Few definitions caused so much controversy and confusion as did "spyware". Eugeny Kaspersky blames marketers for having coined this term--and partially he is right. But only partially.
As a professional, he classified various malicious programs according to their structure and characteristics; in this classification there is indeed no place for "spyware", which is too vague term to exactly denote anything with a particular structure.
On the other hand, marketers and journalists needed an expressive, easy-to-remember word to name existing (!) information-stealing programs to tell users (who may be not so versed in software as its developers) how to protect their computers.
What is "spyware" then? Spyware is a commonly used general term for any type of software that gathers personal information about the user without his or her knowledge and transmits it to a destination specified by the author of the program. Spyware applications are frequently bundled in other programs--often freeware or shareware--that can be downloaded from the Internet.
So, the term is very general and doesn't reflect either structure or characteristics of such software.
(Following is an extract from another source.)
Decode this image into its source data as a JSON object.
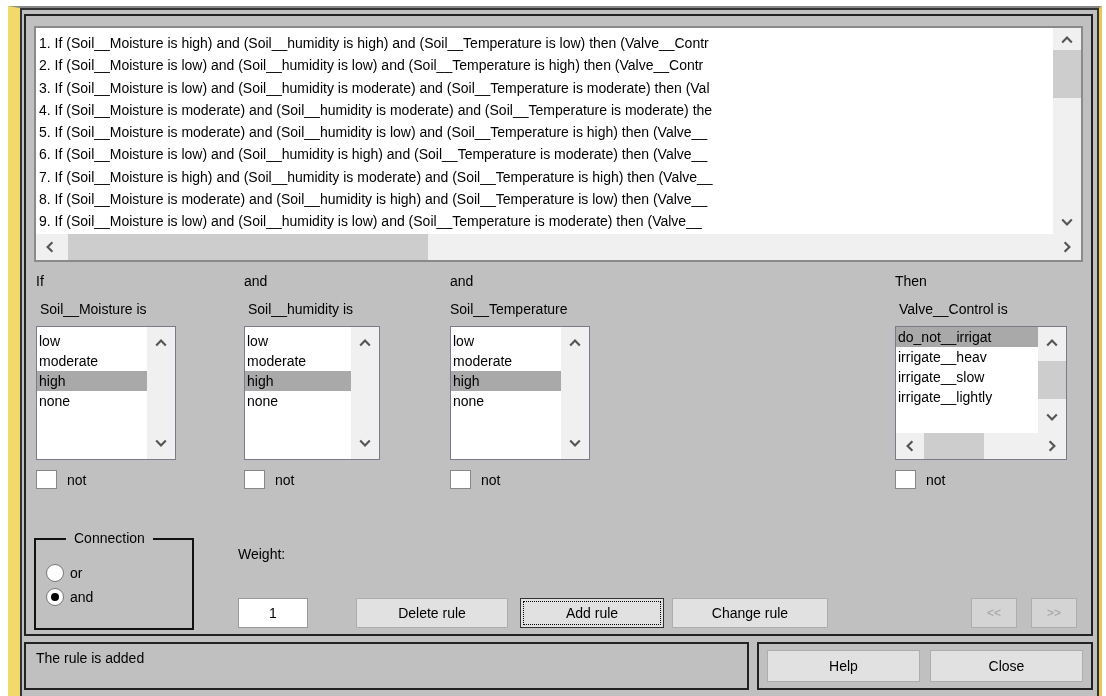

After all, it is only a conventional word for programs that steal information.
According to Kaspersky, programs which are now called spyware, have existed for years. It's true. Who disagrees? Password-stealing Trojans were actually known as far back as in 1996. But it's also true that most dangerous information-stealing programs are on the rise. Spy Audit survey made by ISP Earthlink and Webroot Software (the survey lasted for a whole year 2004) showed--16.48% of all scanned consumer PCs in 2004 had a system-monitor, 16.69% had a Trojan.
Another bitter truth is that some unscrupulous producers now are jumping at the chance of making quick money. There are lots of suspicious, low-performing, or adware-installing products. See, for example, the list at http://www.spywarewarrior.com/rogue_anti-spyware.htm But saying that all the dedicated anti-spyware solutions are like that?To put it mildly, it's a bit too much.
Hint Two: Too Many Promises Made -- Is it Possible to Keep them?
There are loads of software programs nowadays created for fighting spyware. An ordinary consumer tends to get lost in plenty of information and lots of products, which are supposed to help him get rid of spyware. If all the advertising claims were true, it would have been easy. In reality it isn't.
Anti- spyware and anti-viruses work almost the same way. The efficiency of most anti-spyware programs is determined (and restricted, too) by signature bases. The more code clips (i.e. signatures) there are in the base, the more effectively the program works ? it means the more spyware programs it can identify. Only programs from the signature base are recognized as spyware; all other spy programs will be running unnoticed and unstopped.
So, absolutely all the signature- basis- containing programs are pretty much the same, whatever their ads say. They all rely on the same "match pattern"; the difference is only how many signatures each of them contains.
What conclusion we can make here? The bigger the signature base, the more reliable the product is, no matter whether it is anti-spyware or an anti-virus. If the software applies signature base, it's better to choose a product from a big company, which can afford spending plenty of money on research and updates.
Another conclusion we can make is that all such software without constant updating pretty quickly becomes useless and even dangerous, because users still expect it to protect their PCs. New spyware is constantly being developed, and anti-spyware developers have to catch up with it all the time. This race started when very first malicious programs appeared, and it is impossible to say whether it will ever end.
Alexandra Gamanenko currently works at Raytown Corporation, LLC--an independent software developing company. Software, developed by this company, does not rely on signature bases. Its innovative technology is capable of disabling the very processes of stealing information,such as keylogging, screenshoting, etc.
Learn more -- visit the company's website: http://www.anti-keyloggers.com